Your task
Determine how many lines below contain the word "price", then write that number by itself.

________________________

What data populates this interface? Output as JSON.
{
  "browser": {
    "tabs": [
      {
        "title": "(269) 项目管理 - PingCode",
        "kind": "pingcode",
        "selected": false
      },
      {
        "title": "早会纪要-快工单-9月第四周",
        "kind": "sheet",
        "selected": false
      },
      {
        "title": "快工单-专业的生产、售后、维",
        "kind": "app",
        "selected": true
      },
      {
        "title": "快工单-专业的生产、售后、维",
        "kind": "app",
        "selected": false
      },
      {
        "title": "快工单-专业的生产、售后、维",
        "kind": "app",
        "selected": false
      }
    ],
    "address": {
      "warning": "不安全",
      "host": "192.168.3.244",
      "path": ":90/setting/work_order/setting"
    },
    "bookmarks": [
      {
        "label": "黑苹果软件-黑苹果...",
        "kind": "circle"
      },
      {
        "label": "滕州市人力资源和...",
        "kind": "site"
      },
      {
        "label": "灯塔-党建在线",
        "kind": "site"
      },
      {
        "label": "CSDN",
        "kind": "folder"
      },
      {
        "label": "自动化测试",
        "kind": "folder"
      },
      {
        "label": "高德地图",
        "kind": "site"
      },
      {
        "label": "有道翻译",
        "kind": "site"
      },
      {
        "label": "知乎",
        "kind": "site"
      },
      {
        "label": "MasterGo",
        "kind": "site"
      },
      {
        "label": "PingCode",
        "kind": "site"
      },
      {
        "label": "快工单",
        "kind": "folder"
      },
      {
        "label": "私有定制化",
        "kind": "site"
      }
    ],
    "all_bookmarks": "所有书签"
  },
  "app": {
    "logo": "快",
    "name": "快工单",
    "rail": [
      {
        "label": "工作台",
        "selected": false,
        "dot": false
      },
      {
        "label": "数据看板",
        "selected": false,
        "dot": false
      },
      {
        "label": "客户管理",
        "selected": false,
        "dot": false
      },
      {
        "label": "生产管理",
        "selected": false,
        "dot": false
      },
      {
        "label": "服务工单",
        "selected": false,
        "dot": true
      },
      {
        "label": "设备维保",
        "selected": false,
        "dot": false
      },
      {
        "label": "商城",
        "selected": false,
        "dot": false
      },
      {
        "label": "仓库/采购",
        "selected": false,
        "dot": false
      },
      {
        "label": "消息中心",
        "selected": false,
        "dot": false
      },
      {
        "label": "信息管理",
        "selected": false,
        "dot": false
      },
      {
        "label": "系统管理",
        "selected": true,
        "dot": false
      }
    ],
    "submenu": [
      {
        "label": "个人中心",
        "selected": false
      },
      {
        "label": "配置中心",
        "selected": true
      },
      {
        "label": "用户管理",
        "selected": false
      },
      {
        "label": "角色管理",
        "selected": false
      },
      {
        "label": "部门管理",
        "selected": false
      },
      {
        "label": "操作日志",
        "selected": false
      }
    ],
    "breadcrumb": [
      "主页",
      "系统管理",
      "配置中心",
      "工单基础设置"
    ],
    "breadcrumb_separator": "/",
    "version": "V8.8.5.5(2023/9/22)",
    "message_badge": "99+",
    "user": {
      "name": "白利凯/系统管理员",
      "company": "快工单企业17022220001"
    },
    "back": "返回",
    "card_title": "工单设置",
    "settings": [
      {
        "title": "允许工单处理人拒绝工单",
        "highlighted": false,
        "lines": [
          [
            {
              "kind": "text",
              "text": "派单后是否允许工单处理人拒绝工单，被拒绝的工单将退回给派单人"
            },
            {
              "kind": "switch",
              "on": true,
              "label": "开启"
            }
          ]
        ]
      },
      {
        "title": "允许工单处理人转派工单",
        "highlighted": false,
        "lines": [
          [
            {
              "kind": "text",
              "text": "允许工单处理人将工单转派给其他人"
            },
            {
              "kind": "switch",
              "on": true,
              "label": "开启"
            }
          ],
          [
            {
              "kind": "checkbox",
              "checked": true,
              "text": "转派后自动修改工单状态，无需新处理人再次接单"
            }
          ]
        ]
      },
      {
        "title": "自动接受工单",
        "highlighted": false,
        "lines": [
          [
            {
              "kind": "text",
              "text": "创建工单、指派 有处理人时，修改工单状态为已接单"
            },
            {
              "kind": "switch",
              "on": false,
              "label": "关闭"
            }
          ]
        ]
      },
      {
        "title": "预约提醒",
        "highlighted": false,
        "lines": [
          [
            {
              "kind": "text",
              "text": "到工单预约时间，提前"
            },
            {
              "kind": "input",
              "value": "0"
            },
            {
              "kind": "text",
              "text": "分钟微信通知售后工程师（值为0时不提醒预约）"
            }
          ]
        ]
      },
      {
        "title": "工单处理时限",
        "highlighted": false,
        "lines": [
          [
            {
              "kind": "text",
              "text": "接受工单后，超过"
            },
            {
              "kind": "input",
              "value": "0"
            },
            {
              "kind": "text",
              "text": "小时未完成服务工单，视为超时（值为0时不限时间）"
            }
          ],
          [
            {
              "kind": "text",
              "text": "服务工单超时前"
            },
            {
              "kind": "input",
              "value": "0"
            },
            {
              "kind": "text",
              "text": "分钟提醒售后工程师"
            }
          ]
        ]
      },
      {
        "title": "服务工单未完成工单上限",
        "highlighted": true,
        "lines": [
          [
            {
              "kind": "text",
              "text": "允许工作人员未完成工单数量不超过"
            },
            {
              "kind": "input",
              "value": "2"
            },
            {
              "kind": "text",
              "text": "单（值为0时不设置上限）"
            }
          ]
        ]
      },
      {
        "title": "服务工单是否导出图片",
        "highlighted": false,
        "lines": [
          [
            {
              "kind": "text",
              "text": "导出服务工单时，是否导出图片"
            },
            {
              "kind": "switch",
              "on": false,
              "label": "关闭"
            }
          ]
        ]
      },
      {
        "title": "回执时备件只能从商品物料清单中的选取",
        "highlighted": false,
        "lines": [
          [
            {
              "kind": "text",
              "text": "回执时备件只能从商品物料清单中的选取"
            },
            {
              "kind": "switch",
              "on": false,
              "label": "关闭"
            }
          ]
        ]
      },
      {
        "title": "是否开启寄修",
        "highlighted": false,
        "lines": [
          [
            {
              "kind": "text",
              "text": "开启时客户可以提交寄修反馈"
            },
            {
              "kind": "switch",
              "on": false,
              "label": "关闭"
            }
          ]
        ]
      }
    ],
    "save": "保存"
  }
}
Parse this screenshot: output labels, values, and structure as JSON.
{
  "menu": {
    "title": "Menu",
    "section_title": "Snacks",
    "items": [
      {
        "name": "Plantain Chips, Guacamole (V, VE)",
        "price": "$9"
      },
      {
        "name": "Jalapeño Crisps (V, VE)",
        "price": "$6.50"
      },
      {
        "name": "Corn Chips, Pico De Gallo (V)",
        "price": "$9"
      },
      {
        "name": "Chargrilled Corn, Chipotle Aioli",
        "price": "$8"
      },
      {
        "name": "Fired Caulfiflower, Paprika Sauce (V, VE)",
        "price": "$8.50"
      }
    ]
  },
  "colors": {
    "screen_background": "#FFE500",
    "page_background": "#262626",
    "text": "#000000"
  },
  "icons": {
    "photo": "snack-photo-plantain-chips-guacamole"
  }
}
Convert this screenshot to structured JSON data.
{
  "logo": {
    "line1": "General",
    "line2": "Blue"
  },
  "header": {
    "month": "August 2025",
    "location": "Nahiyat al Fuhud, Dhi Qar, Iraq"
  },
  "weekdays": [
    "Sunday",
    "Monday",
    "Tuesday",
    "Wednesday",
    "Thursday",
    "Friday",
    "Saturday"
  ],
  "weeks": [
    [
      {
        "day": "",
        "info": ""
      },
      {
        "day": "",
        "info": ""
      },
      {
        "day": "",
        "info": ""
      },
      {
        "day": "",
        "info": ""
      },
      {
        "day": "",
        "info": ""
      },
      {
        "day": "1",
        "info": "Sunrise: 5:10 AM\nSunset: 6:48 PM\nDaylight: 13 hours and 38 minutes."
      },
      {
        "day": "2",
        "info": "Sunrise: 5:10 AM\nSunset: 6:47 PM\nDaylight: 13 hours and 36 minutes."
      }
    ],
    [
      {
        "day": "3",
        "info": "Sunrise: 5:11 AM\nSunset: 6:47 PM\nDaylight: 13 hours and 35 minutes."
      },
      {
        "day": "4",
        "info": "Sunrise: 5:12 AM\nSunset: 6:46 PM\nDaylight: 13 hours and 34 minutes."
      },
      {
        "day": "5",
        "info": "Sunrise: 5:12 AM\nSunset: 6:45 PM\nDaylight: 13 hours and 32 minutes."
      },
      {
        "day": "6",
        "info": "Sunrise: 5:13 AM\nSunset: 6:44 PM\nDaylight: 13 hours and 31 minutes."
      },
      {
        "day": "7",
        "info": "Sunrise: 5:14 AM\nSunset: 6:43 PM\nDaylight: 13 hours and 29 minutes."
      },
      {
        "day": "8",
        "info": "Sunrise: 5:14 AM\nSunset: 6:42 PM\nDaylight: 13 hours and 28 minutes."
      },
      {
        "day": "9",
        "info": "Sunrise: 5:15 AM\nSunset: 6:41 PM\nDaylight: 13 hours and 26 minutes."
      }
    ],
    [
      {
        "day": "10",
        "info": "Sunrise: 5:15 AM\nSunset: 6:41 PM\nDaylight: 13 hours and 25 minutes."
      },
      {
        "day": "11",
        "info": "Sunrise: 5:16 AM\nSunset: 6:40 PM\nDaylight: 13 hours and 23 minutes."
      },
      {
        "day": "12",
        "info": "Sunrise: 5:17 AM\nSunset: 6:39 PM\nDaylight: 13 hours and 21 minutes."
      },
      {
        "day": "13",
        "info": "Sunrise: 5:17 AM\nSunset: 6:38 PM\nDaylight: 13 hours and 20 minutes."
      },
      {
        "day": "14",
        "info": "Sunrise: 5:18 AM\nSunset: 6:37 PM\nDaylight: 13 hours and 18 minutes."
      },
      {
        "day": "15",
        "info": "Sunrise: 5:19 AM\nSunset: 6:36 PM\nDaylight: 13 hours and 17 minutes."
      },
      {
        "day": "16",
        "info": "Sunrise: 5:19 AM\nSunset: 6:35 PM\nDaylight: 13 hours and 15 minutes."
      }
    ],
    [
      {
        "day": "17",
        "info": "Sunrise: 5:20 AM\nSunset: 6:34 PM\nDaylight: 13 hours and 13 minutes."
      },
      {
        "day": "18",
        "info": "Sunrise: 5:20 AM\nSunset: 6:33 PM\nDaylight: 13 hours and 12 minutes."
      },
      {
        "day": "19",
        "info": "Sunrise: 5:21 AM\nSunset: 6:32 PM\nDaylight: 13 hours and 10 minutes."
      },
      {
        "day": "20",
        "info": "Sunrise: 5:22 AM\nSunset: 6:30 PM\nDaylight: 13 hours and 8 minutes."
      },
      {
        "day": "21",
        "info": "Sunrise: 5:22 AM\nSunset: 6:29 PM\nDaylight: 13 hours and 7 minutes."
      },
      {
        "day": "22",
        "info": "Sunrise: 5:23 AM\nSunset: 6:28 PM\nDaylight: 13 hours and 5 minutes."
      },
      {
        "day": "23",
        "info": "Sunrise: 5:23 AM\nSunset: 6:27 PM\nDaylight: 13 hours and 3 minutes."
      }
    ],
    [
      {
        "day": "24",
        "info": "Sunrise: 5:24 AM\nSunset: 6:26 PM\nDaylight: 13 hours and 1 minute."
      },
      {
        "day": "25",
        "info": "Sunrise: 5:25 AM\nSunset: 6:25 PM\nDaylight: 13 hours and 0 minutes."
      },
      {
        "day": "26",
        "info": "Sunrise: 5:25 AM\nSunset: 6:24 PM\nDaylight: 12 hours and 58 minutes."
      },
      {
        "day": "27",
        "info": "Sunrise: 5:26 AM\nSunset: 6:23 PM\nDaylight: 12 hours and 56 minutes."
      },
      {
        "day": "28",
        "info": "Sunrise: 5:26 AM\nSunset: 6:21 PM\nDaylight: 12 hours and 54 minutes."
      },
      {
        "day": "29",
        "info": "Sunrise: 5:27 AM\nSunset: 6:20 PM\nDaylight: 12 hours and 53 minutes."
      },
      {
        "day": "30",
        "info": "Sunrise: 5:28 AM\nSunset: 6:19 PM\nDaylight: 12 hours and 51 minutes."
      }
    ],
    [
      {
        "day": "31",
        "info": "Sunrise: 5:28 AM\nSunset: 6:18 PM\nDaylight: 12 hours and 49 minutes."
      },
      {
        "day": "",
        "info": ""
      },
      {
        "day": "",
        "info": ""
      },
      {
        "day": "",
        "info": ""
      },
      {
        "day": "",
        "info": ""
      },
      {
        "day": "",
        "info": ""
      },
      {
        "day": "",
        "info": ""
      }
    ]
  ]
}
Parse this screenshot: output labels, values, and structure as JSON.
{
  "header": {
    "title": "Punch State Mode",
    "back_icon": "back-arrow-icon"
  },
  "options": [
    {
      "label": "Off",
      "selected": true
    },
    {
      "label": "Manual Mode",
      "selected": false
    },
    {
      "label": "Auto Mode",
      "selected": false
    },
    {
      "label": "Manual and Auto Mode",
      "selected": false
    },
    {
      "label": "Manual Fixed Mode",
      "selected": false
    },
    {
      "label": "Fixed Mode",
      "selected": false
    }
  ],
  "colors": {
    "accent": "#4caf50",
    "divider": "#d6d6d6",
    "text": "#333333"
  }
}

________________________

Response box
5